NASA Those are big jobs for a device that sounds like something someone might pick out of a closet and zip on like a heavy parka. That's why engineers from the University of North Dakota who are evaluating their suit design at Kennedy would really prefer a different term. By Steven Siceloff
'"Suit is really kind of a misnomer," said Pablo De Leon, the researcher leading this week's evaluations. "Containing a human being into anything is very complex, so we have a spacesuit which is really a miniaturized spacecraft, and it has to be built in a way that is mobile, fairly comfortable and lets you work. It's really much more of a machine."
'The prototype De Leon and his team are analyzing is called the NDX-1. The suit is good for trying different technologies but is not necessarily a product that would work as-is on another world. That's why researchers are taking deliberate and innovative steps to test carefully to show different possibilities. During the suit performance tests, the team also will evaluate self-developed surface sampling tools that were based on Apollo-era designs.
'NASA’s Johnson Space Center designed and built two spacesuit prototypes, known as the Prototype Exploration Suite (PXS), for use in low- and zero-gravity, and the Z-2, which is testing mobility technology for surface exploration of Mars.
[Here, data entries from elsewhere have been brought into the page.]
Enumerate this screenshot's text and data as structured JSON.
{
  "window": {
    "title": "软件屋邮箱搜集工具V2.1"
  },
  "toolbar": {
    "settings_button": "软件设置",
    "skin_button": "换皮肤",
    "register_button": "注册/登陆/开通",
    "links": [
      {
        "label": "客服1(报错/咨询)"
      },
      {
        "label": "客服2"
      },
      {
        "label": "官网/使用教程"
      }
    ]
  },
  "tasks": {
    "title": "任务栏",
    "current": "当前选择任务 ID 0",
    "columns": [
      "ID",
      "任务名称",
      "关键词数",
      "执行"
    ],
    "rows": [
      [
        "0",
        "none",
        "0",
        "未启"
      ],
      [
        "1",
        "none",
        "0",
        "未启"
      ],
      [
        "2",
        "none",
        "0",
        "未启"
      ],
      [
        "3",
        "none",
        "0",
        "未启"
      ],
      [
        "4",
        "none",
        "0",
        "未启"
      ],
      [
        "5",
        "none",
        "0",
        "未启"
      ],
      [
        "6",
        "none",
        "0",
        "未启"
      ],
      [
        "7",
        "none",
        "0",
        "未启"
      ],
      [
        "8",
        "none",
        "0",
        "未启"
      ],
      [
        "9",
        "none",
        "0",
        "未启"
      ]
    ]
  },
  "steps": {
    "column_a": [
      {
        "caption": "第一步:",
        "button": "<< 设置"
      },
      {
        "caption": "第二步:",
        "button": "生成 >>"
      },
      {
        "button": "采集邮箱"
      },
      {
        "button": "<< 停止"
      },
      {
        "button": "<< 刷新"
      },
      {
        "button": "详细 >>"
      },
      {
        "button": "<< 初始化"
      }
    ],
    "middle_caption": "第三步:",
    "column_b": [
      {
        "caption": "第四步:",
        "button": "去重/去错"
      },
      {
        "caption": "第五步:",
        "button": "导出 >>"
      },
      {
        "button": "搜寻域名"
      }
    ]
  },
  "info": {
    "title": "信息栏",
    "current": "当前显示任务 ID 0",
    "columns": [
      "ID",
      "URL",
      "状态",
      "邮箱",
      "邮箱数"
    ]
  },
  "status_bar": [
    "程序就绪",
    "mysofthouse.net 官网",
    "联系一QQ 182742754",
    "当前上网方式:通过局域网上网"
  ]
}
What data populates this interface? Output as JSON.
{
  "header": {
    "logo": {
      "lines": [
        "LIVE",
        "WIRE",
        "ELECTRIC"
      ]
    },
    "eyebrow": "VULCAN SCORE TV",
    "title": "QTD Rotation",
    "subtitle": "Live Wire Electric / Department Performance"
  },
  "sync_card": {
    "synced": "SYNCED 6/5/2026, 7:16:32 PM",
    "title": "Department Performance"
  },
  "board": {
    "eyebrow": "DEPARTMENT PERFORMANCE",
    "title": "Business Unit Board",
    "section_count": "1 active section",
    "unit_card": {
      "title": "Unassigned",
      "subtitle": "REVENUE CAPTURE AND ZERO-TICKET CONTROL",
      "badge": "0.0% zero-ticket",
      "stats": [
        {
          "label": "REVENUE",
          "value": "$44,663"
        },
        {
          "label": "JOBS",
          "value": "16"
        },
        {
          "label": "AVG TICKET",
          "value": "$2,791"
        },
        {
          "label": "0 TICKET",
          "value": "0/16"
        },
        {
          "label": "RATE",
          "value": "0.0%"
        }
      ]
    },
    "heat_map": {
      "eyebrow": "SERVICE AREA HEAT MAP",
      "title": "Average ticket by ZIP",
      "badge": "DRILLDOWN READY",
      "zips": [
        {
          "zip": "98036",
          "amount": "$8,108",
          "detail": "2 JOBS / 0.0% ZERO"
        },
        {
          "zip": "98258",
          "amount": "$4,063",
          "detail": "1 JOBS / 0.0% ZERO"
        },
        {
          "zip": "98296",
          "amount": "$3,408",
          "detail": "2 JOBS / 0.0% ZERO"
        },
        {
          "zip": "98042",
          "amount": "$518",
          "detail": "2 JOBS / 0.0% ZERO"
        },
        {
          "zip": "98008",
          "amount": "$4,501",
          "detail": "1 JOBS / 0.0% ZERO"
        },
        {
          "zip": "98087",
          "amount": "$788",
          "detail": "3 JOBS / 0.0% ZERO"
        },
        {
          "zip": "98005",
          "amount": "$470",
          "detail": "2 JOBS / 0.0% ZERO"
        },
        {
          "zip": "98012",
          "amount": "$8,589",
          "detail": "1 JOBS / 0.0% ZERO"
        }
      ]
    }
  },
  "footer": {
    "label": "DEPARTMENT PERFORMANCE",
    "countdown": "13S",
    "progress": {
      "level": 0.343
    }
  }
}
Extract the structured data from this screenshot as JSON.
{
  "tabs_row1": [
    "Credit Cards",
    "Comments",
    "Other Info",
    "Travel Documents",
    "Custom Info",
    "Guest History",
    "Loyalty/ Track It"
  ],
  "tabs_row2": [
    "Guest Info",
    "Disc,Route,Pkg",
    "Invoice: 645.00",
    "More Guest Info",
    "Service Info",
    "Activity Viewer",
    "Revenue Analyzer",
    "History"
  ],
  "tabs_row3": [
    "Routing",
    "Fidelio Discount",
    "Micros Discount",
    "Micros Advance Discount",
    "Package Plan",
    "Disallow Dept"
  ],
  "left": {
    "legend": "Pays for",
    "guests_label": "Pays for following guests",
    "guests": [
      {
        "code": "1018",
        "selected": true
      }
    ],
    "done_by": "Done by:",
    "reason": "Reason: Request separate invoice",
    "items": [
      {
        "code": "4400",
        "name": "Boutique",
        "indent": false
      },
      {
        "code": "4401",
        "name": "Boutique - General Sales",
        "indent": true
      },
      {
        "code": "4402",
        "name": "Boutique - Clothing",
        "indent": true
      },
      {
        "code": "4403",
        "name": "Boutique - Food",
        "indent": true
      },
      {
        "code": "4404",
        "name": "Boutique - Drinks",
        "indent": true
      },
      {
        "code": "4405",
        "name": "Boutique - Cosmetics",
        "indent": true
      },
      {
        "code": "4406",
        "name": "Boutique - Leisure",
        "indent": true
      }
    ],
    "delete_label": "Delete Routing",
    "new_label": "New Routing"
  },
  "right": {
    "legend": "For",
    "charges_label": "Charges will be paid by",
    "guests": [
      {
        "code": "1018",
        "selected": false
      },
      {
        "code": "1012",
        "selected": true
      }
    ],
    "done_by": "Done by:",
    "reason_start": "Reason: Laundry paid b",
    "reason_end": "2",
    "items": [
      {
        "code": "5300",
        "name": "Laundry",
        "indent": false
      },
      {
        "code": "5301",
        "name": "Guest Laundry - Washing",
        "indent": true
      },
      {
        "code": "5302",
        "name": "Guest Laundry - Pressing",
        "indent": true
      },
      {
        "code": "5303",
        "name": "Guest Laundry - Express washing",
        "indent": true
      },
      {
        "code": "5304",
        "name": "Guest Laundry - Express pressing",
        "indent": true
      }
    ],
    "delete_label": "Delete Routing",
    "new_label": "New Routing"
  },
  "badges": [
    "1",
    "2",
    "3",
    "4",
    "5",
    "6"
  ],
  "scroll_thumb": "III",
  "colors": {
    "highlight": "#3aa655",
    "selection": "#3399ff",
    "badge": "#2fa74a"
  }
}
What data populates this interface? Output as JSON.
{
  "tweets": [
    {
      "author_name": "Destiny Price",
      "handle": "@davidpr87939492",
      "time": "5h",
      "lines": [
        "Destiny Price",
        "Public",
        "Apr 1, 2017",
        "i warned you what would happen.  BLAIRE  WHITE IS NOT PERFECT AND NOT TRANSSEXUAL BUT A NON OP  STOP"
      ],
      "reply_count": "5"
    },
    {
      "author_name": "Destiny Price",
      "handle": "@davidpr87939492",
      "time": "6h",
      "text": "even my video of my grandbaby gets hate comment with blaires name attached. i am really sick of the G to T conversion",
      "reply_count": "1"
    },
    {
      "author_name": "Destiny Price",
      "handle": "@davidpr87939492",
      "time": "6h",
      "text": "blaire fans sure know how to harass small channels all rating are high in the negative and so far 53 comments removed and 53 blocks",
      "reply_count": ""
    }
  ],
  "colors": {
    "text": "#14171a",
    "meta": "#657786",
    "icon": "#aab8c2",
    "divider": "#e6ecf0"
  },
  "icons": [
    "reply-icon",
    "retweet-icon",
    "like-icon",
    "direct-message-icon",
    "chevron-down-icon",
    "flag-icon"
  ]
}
NASA’s prototype suits focus on technology demonstrations for a planetary surface suit, improving suit fit and performance, and upgrades to the life support systems while minimizing the amount of equipment required to keep the suit operational.'